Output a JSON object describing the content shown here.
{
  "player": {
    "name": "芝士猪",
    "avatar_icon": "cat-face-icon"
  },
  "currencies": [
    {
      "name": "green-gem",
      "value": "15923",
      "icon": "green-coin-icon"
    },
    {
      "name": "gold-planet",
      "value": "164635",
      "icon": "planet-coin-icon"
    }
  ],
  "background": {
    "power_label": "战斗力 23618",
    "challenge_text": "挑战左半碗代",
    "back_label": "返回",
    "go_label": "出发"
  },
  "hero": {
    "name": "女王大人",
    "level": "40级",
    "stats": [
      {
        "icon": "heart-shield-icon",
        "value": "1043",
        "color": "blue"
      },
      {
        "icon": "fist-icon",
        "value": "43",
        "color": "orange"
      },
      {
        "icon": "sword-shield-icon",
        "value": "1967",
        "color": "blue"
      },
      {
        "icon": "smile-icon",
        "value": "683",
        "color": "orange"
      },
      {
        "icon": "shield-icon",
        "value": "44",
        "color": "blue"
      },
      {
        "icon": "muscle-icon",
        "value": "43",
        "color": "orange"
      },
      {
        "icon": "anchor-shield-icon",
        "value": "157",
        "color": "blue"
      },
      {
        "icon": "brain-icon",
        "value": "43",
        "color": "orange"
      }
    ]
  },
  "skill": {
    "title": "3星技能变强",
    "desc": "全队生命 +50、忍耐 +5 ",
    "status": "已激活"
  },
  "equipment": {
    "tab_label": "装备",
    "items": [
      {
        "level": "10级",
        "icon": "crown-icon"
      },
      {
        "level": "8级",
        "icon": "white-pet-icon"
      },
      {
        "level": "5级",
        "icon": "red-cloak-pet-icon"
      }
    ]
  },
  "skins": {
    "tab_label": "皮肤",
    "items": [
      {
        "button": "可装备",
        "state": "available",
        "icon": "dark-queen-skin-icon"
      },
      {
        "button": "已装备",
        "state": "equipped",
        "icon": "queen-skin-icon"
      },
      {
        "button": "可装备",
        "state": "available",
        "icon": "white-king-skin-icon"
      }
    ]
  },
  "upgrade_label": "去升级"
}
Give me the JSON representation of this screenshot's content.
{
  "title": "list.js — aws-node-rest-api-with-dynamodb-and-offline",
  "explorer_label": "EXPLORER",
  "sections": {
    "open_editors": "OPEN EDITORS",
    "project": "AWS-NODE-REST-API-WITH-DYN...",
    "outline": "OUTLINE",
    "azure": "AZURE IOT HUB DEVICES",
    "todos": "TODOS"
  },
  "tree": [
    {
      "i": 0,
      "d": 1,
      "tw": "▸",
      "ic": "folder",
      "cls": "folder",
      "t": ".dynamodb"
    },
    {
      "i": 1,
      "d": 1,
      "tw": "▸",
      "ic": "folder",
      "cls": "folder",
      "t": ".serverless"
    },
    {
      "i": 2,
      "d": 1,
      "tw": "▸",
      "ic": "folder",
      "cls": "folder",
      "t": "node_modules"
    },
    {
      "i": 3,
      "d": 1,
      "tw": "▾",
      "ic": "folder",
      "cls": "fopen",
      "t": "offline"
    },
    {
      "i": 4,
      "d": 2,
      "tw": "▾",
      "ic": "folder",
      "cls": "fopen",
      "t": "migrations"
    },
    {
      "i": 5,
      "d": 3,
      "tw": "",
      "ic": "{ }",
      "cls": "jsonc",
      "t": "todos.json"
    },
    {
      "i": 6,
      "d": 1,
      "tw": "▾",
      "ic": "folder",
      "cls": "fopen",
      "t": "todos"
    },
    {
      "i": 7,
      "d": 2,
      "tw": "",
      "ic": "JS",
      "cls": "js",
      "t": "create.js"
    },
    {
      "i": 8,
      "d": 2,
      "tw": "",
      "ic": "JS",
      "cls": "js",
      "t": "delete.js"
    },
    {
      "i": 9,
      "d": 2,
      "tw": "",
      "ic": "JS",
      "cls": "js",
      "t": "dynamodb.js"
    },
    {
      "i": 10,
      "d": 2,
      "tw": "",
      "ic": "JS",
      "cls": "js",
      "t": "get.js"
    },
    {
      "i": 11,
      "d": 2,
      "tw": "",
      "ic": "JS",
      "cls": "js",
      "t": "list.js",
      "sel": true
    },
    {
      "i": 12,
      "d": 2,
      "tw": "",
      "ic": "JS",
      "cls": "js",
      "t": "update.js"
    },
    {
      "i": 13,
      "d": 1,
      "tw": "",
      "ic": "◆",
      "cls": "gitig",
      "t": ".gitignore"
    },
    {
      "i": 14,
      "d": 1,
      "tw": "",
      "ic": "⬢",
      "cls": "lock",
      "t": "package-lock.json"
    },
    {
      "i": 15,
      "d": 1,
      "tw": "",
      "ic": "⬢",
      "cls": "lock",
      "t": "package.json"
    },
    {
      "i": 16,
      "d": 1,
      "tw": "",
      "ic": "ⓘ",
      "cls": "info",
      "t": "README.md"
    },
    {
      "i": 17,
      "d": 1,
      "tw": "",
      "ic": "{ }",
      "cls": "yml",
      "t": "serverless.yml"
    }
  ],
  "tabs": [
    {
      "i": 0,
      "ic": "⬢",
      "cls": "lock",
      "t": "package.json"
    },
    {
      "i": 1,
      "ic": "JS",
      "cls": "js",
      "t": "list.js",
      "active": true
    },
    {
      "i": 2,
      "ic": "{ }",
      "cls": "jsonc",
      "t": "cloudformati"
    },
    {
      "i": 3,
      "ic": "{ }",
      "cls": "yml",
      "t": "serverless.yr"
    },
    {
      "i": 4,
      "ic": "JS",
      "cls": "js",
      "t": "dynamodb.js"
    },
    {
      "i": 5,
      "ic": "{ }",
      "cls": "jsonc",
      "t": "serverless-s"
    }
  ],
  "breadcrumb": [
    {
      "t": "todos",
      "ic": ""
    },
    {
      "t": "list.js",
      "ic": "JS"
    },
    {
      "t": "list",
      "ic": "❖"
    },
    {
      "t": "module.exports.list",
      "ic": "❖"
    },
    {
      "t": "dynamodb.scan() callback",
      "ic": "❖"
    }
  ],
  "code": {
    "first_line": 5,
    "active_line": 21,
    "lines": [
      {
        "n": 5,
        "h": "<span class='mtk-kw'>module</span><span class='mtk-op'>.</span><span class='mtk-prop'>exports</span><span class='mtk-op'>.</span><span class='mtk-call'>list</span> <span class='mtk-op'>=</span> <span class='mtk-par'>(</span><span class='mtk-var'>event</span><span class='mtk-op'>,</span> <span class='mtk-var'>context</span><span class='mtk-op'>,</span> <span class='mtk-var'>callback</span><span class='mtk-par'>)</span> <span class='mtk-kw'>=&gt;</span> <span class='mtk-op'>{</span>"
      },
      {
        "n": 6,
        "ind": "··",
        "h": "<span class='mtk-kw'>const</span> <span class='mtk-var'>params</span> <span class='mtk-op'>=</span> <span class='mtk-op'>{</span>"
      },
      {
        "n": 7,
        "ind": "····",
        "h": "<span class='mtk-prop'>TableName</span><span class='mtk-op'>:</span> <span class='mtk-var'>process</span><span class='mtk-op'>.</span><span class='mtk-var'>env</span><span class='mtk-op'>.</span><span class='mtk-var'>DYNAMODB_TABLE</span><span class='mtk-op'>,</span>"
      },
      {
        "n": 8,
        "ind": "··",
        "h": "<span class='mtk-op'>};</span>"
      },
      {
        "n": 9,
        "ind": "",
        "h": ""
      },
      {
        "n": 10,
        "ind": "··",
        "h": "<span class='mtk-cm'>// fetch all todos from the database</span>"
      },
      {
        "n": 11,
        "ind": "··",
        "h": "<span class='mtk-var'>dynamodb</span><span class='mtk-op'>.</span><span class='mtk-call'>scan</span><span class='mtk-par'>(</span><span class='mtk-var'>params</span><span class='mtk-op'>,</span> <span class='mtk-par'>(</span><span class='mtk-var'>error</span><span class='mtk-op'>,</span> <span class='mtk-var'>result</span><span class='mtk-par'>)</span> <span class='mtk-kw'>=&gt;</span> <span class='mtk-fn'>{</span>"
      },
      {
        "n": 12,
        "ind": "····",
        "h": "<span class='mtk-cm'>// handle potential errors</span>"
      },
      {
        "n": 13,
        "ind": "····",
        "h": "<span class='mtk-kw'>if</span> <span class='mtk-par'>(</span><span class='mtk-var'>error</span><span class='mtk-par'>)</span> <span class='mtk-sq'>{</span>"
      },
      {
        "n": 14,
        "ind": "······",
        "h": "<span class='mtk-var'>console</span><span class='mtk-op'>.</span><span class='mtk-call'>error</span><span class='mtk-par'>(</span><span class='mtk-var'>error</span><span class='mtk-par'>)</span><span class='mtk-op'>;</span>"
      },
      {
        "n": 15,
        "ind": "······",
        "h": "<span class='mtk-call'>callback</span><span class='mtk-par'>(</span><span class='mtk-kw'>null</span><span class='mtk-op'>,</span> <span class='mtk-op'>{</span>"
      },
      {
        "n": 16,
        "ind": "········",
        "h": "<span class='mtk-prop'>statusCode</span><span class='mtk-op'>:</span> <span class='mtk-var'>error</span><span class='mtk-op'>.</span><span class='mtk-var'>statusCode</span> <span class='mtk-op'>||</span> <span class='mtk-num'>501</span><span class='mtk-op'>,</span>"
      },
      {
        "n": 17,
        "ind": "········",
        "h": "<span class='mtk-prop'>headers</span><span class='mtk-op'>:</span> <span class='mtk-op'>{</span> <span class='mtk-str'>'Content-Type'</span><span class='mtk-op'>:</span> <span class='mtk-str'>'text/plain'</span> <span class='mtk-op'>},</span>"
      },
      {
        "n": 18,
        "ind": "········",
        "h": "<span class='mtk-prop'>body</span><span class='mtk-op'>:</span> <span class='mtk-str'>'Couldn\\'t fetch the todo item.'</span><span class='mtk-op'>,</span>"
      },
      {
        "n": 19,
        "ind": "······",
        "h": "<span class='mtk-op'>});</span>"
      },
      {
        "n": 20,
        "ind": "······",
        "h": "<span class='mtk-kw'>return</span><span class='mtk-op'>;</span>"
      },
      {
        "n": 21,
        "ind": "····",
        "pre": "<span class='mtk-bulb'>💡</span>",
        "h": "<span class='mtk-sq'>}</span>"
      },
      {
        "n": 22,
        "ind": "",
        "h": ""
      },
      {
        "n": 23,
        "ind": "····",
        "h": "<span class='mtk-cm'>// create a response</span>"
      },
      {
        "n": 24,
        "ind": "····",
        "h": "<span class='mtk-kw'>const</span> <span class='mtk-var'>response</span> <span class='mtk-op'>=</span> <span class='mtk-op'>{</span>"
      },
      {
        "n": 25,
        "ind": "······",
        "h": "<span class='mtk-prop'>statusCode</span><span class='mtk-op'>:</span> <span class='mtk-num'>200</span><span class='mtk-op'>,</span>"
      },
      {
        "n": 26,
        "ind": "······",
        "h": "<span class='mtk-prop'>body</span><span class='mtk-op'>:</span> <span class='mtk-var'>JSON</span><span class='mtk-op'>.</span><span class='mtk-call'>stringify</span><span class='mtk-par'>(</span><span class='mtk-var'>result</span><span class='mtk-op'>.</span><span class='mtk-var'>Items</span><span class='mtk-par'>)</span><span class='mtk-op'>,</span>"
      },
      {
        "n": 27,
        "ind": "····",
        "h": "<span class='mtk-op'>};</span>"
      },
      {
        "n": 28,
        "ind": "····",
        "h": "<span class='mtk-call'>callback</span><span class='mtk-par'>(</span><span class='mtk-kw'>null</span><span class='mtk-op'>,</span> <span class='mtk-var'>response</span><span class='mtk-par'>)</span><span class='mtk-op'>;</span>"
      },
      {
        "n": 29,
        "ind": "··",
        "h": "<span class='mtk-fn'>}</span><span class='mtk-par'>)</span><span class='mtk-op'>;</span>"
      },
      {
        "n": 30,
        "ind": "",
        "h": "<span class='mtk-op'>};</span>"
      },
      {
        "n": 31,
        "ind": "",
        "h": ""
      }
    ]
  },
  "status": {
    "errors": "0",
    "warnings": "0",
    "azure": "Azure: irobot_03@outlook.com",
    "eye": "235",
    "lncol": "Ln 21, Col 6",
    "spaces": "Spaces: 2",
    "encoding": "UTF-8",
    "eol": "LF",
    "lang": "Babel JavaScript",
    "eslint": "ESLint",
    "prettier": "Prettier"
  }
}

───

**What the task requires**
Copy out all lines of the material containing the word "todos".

**Exercise response**
    "todos": "TODOS"
      "t": "todos.json"
      "t": "todos"
      "t": "todos",
        "h": "<span class='mtk-cm'>// fetch all todos from the database</span>"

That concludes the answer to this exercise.